"Although pets can be beneficial for some elderly people, they are not appropriate in every case. Each person's situation is unique and should be thoroughly considered before deciding to adopt a pet," Takiguchi added.

The vet said potential owners should be healthy enough to provide their pet with food, water, appropriate exercise and medical care.

While it's unknown how Annett's grandparents are getting along with their new addition, the cat can be seen receiving plenty of love and care, and it appears that Annett and other family members are nearby and happy to help out if needed.

What Do the Comments Say?

"They are in their 90s?? They look amazing," one user commented underneath the post.

Annett responded to the comment: "Reading this comment to my grandparents definitely brought a smile to their face."

"This makes me so happy," another TikTok user added.

"Cats are actually very loyal and very affectionate! I don't understand why people give them such a hard time," a different user wrote.

Newsweek reached out to @Olive_And_Oding for comment.

Do you have funny and adorable videos or pictures of your pet you want to share? Send them to life@newsweek.com with some details about your best friend and they could appear in our Pet of the Week lineup.

A Vet's Top Tips For Elderly Pet Adoptees:

1. Cats may be a better choice, purely because they don't require regular walking.

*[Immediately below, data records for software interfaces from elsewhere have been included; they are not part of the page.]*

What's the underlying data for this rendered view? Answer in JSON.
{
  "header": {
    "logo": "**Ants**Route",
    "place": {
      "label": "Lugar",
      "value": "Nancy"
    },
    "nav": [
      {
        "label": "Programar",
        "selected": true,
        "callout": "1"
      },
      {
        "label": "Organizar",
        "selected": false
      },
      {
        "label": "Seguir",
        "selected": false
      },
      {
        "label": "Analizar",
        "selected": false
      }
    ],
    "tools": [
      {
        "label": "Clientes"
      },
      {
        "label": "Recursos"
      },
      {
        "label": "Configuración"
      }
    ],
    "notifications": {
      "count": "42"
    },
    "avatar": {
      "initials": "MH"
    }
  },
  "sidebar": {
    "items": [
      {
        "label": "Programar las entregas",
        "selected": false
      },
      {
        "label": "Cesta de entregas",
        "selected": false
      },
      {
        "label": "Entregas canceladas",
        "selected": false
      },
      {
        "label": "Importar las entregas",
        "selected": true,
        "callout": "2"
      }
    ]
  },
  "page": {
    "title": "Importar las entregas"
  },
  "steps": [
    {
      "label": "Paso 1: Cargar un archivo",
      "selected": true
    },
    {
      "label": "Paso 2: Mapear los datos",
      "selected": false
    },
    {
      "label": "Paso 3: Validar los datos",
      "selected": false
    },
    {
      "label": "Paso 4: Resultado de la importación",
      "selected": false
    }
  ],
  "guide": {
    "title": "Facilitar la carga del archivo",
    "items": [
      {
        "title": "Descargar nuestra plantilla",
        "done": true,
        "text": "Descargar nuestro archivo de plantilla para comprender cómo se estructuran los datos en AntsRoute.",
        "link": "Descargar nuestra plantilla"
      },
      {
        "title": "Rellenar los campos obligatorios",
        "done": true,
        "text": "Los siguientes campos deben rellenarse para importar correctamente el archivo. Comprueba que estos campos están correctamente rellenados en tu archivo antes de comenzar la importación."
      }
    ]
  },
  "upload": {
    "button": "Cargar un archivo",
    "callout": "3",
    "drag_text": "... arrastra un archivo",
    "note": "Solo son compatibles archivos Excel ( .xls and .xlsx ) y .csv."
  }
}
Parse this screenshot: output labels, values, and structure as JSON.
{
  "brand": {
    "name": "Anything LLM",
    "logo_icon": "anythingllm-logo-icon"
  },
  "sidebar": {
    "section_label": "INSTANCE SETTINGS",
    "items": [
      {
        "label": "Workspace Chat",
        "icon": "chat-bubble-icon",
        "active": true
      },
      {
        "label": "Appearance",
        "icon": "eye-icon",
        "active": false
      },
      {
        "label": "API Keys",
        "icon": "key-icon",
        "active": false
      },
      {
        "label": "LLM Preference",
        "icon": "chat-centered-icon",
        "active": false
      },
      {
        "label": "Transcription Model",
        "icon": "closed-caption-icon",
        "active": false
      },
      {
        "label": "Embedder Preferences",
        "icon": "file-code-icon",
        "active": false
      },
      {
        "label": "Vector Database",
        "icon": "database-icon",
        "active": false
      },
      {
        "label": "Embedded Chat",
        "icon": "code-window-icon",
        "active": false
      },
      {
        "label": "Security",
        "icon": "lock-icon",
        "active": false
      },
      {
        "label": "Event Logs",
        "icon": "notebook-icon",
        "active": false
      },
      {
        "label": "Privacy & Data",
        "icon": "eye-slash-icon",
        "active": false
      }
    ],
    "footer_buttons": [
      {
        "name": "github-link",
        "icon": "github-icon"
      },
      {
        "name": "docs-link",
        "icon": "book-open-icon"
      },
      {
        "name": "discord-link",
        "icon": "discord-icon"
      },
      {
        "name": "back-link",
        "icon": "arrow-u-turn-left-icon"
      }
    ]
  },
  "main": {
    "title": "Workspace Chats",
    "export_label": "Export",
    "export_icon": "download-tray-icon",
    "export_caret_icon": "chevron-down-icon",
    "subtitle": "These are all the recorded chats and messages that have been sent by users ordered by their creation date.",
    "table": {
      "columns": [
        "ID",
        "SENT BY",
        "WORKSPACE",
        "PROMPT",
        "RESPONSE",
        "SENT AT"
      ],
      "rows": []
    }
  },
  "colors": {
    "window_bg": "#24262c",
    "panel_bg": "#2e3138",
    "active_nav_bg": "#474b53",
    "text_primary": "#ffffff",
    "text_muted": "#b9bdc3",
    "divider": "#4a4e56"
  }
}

2. If you are set on adopting a dog, avoid young puppies as they have plenty of energy and require intensive training. Large or giant dog breeds are also poor choices for the elderly, since these strong and robust pooches can be difficult to handle.

3. Steer clear of pets who already have pre-existing health conditions which may need long-term care. These pets will be better off in a home where their owners have lots of time and energy to attend to their more specific needs. Diabetic cats, for instance, need regular insulin shots and incontinent animals may need help using the bathroom. The frequent cleaning and care may become overwhelming for owners in old age.